In contrast to the INSEAD/UBS study, another report, this time from HSBC Private Bank, finds that leading Asian philanthropists are starting to emphasize innovation, scale and measurable results in their philanthropy. Something’s gotta give: The state of philanthropy in Asia, produced by the Economist Intelligence Unit, argues that though levels of philanthropy are still low relative to the West, it is increasing in Asia in step with the region’s growing wealth.
In Singapore – always the showpiece, it seems, in matters concerning philanthropy – individual charitable contributions have more than doubled from US$348 million to $847 million in the years between 2004 and 2010. China, meanwhile, has seen an explosive growth in private foundations, a function both of recent liberalization of the sector and of low public trust in existing charities, with giving more than doubling from $4.9 billion in 2009 to $10.3 billion in 2010.

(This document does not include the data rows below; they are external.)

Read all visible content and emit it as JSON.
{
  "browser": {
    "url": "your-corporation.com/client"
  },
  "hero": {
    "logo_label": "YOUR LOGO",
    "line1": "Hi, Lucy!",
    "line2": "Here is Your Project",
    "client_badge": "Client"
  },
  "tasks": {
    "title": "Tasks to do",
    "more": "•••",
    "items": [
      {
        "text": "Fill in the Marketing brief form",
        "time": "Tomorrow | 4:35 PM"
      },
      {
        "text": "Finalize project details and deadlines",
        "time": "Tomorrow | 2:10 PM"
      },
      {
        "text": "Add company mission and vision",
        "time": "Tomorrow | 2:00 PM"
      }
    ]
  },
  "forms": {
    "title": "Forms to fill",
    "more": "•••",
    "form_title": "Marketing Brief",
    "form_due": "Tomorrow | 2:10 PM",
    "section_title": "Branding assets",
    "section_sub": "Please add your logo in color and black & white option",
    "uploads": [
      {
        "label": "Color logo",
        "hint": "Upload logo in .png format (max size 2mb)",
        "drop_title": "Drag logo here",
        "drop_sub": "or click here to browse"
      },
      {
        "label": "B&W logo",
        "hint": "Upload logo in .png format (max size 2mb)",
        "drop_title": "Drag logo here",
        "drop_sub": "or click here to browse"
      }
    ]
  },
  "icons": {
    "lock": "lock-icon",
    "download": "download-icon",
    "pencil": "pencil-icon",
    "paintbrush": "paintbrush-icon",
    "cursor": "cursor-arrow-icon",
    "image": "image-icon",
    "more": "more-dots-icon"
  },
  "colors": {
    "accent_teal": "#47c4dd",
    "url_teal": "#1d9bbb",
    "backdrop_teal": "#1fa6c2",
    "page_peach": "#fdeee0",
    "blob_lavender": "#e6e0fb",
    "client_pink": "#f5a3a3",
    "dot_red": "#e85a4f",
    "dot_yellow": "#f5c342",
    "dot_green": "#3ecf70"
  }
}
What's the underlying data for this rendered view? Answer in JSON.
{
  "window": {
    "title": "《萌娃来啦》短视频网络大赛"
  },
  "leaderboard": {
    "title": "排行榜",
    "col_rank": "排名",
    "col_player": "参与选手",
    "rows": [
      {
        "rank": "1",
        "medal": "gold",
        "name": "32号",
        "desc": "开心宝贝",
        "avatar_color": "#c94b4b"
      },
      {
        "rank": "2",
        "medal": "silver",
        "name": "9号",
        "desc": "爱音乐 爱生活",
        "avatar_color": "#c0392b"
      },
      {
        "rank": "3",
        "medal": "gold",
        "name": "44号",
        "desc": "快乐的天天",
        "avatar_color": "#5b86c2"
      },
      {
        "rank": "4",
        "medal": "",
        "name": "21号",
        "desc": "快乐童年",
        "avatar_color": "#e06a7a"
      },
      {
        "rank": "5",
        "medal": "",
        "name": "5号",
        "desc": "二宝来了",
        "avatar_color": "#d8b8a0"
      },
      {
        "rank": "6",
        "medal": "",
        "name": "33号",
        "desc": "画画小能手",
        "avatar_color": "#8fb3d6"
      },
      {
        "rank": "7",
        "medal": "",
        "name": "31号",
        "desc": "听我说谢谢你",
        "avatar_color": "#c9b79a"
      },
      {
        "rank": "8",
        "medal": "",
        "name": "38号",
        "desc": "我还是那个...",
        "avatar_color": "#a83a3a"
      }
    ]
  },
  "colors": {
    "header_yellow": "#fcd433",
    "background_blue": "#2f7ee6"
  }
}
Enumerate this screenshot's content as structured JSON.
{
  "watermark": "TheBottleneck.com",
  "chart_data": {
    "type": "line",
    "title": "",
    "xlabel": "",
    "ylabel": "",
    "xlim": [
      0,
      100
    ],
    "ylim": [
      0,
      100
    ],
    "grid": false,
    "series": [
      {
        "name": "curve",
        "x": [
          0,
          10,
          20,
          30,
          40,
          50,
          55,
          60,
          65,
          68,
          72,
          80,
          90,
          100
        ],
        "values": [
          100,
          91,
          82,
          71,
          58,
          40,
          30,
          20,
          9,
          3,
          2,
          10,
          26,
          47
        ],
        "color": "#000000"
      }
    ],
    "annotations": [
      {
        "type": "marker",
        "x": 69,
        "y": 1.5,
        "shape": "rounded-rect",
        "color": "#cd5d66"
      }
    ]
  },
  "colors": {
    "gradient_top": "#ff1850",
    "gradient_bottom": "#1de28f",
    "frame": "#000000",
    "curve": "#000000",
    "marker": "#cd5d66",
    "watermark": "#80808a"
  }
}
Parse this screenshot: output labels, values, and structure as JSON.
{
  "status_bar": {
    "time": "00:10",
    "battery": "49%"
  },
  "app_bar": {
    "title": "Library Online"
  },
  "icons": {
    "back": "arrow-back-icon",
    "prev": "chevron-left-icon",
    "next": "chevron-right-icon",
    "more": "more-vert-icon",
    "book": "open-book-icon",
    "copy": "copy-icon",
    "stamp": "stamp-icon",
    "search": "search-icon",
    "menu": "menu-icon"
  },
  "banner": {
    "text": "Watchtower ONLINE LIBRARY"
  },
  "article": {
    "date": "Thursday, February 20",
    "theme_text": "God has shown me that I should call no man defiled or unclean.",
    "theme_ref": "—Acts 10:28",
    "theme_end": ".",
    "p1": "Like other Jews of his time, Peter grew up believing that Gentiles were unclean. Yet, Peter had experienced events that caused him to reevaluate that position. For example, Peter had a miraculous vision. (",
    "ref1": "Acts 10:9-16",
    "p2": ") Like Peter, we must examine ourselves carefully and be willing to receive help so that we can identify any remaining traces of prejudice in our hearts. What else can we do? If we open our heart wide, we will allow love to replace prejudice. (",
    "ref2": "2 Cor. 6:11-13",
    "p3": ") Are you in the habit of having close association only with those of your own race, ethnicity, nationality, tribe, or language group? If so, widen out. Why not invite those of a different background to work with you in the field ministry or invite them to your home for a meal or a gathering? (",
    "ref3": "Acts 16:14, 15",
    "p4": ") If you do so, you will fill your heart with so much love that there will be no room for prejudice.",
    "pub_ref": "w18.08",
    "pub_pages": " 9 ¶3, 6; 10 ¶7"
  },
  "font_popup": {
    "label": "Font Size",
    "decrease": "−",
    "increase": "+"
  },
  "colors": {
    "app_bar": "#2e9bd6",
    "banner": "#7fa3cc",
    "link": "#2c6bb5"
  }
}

Again in contrast with the UBS/INSEAD findings, the report finds that the main motives for giving are humble upbringings and a desire to make a positive change in society, and that strategic philanthropy is now making its mark. Both reports agree, however, that greater coordination within the sector, and between the sector and its potential allies such as local authorities, CSOs and business, will increase its influence. As Russell Prior, head of philanthropy at HSBC Private Bank UK, notes, ‘there is an increasing need for it to be managed professionally’.
To download the report